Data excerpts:
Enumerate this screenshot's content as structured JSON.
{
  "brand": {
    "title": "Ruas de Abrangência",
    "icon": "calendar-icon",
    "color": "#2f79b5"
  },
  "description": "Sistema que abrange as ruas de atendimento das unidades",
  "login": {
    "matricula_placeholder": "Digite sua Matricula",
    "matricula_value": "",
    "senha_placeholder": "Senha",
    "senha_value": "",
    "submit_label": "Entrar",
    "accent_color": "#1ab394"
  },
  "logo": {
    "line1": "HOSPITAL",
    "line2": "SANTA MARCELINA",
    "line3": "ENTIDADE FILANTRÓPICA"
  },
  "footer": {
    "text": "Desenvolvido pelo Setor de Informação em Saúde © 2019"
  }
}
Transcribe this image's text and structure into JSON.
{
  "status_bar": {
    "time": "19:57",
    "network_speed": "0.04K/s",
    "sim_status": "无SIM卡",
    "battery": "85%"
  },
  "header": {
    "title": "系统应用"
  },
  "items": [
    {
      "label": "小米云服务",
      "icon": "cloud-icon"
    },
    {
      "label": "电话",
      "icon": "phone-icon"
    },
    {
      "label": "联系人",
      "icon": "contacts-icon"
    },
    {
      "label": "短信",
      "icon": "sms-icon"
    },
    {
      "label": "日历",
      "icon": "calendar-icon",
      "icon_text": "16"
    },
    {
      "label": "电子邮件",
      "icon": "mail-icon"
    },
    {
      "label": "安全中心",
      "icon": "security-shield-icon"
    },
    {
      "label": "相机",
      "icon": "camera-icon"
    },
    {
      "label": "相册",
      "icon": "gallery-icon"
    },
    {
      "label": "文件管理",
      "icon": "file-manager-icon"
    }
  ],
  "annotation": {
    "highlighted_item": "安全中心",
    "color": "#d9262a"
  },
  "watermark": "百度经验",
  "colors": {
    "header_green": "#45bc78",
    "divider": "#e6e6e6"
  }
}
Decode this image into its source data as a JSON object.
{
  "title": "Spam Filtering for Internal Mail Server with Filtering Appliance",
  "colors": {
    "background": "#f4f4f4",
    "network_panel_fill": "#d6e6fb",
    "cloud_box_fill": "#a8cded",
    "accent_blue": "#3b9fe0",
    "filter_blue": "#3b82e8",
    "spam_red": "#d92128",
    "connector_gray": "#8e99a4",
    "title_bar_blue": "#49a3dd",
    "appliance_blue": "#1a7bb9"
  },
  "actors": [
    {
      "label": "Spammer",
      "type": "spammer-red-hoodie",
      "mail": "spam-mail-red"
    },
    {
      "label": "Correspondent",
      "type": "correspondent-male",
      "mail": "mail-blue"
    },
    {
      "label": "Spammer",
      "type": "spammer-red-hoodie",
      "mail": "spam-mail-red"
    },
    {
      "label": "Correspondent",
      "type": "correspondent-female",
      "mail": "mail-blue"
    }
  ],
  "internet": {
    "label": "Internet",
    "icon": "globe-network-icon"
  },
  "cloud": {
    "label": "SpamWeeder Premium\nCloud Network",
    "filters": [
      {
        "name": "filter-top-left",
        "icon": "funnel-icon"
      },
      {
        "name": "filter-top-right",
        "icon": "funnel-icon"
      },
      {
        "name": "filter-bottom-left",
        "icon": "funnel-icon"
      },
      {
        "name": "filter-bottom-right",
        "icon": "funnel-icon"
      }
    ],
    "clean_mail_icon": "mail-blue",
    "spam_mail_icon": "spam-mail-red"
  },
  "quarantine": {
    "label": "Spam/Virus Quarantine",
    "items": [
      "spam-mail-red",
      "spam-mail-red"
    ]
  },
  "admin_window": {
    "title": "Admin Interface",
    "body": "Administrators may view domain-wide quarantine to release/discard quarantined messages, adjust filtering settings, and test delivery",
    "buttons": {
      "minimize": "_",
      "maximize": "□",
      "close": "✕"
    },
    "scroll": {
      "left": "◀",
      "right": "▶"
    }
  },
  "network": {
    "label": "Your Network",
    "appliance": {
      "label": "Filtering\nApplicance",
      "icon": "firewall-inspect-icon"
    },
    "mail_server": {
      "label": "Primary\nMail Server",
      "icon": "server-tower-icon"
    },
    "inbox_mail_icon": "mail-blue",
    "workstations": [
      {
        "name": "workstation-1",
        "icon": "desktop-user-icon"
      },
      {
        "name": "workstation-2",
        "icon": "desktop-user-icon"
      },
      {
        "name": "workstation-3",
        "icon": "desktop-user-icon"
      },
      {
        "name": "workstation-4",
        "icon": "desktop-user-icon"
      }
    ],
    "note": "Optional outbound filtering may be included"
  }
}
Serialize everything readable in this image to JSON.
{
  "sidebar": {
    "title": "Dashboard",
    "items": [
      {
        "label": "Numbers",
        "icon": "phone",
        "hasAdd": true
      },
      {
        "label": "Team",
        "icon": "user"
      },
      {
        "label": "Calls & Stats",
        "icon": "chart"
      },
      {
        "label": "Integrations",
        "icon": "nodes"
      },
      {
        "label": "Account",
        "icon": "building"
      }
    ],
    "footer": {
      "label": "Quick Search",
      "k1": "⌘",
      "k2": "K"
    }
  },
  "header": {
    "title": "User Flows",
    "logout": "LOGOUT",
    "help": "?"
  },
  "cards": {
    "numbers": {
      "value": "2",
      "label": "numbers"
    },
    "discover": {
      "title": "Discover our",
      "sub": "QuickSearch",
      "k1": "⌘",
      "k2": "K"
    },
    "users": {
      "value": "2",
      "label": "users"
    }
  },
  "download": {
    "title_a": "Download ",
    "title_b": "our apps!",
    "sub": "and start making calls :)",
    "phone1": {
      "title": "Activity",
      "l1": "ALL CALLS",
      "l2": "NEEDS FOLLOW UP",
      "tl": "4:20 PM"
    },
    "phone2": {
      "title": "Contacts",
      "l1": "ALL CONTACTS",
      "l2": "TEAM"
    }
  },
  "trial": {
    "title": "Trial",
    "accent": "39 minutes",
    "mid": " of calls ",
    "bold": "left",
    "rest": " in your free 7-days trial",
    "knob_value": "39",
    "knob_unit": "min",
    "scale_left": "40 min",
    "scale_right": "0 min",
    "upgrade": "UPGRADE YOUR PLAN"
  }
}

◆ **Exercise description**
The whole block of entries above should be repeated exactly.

◆ **Your response**
Enumerate this screenshot's content as structured JSON.
{
  "brand": {
    "title": "Ruas de Abrangência",
    "icon": "calendar-icon",
    "color": "#2f79b5"
  },
  "description": "Sistema que abrange as ruas de atendimento das unidades",
  "login": {
    "matricula_placeholder": "Digite sua Matricula",
    "matricula_value": "",
    "senha_placeholder": "Senha",
    "senha_value": "",
    "submit_label": "Entrar",
    "accent_color": "#1ab394"
  },
  "logo": {
    "line1": "HOSPITAL",
    "line2": "SANTA MARCELINA",
    "line3": "ENTIDADE FILANTRÓPICA"
  },
  "footer": {
    "text": "Desenvolvido pelo Setor de Informação em Saúde © 2019"
  }
}
Transcribe this image's text and structure into JSON.
{
  "status_bar": {
    "time": "19:57",
    "network_speed": "0.04K/s",
    "sim_status": "无SIM卡",
    "battery": "85%"
  },
  "header": {
    "title": "系统应用"
  },
  "items": [
    {
      "label": "小米云服务",
      "icon": "cloud-icon"
    },
    {
      "label": "电话",
      "icon": "phone-icon"
    },
    {
      "label": "联系人",
      "icon": "contacts-icon"
    },
    {
      "label": "短信",
      "icon": "sms-icon"
    },
    {
      "label": "日历",
      "icon": "calendar-icon",
      "icon_text": "16"
    },
    {
      "label": "电子邮件",
      "icon": "mail-icon"
    },
    {
      "label": "安全中心",
      "icon": "security-shield-icon"
    },
    {
      "label": "相机",
      "icon": "camera-icon"
    },
    {
      "label": "相册",
      "icon": "gallery-icon"
    },
    {
      "label": "文件管理",
      "icon": "file-manager-icon"
    }
  ],
  "annotation": {
    "highlighted_item": "安全中心",
    "color": "#d9262a"
  },
  "watermark": "百度经验",
  "colors": {
    "header_green": "#45bc78",
    "divider": "#e6e6e6"
  }
}
Decode this image into its source data as a JSON object.
{
  "title": "Spam Filtering for Internal Mail Server with Filtering Appliance",
  "colors": {
    "background": "#f4f4f4",
    "network_panel_fill": "#d6e6fb",
    "cloud_box_fill": "#a8cded",
    "accent_blue": "#3b9fe0",
    "filter_blue": "#3b82e8",
    "spam_red": "#d92128",
    "connector_gray": "#8e99a4",
    "title_bar_blue": "#49a3dd",
    "appliance_blue": "#1a7bb9"
  },
  "actors": [
    {
      "label": "Spammer",
      "type": "spammer-red-hoodie",
      "mail": "spam-mail-red"
    },
    {
      "label": "Correspondent",
      "type": "correspondent-male",
      "mail": "mail-blue"
    },
    {
      "label": "Spammer",
      "type": "spammer-red-hoodie",
      "mail": "spam-mail-red"
    },
    {
      "label": "Correspondent",
      "type": "correspondent-female",
      "mail": "mail-blue"
    }
  ],
  "internet": {
    "label": "Internet",
    "icon": "globe-network-icon"
  },
  "cloud": {
    "label": "SpamWeeder Premium\nCloud Network",
    "filters": [
      {
        "name": "filter-top-left",
        "icon": "funnel-icon"
      },
      {
        "name": "filter-top-right",
        "icon": "funnel-icon"
      },
      {
        "name": "filter-bottom-left",
        "icon": "funnel-icon"
      },
      {
        "name": "filter-bottom-right",
        "icon": "funnel-icon"
      }
    ],
    "clean_mail_icon": "mail-blue",
    "spam_mail_icon": "spam-mail-red"
  },
  "quarantine": {
    "label": "Spam/Virus Quarantine",
    "items": [
      "spam-mail-red",
      "spam-mail-red"
    ]
  },
  "admin_window": {
    "title": "Admin Interface",
    "body": "Administrators may view domain-wide quarantine to release/discard quarantined messages, adjust filtering settings, and test delivery",
    "buttons": {
      "minimize": "_",
      "maximize": "□",
      "close": "✕"
    },
    "scroll": {
      "left": "◀",
      "right": "▶"
    }
  },
  "network": {
    "label": "Your Network",
    "appliance": {
      "label": "Filtering\nApplicance",
      "icon": "firewall-inspect-icon"
    },
    "mail_server": {
      "label": "Primary\nMail Server",
      "icon": "server-tower-icon"
    },
    "inbox_mail_icon": "mail-blue",
    "workstations": [
      {
        "name": "workstation-1",
        "icon": "desktop-user-icon"
      },
      {
        "name": "workstation-2",
        "icon": "desktop-user-icon"
      },
      {
        "name": "workstation-3",
        "icon": "desktop-user-icon"
      },
      {
        "name": "workstation-4",
        "icon": "desktop-user-icon"
      }
    ],
    "note": "Optional outbound filtering may be included"
  }
}
Serialize everything readable in this image to JSON.
{
  "sidebar": {
    "title": "Dashboard",
    "items": [
      {
        "label": "Numbers",
        "icon": "phone",
        "hasAdd": true
      },
      {
        "label": "Team",
        "icon": "user"
      },
      {
        "label": "Calls & Stats",
        "icon": "chart"
      },
      {
        "label": "Integrations",
        "icon": "nodes"
      },
      {
        "label": "Account",
        "icon": "building"
      }
    ],
    "footer": {
      "label": "Quick Search",
      "k1": "⌘",
      "k2": "K"
    }
  },
  "header": {
    "title": "User Flows",
    "logout": "LOGOUT",
    "help": "?"
  },
  "cards": {
    "numbers": {
      "value": "2",
      "label": "numbers"
    },
    "discover": {
      "title": "Discover our",
      "sub": "QuickSearch",
      "k1": "⌘",
      "k2": "K"
    },
    "users": {
      "value": "2",
      "label": "users"
    }
  },
  "download": {
    "title_a": "Download ",
    "title_b": "our apps!",
    "sub": "and start making calls :)",
    "phone1": {
      "title": "Activity",
      "l1": "ALL CALLS",
      "l2": "NEEDS FOLLOW UP",
      "tl": "4:20 PM"
    },
    "phone2": {
      "title": "Contacts",
      "l1": "ALL CONTACTS",
      "l2": "TEAM"
    }
  },
  "trial": {
    "title": "Trial",
    "accent": "39 minutes",
    "mid": " of calls ",
    "bold": "left",
    "rest": " in your free 7-days trial",
    "knob_value": "39",
    "knob_unit": "min",
    "scale_left": "40 min",
    "scale_right": "0 min",
    "upgrade": "UPGRADE YOUR PLAN"
  }
}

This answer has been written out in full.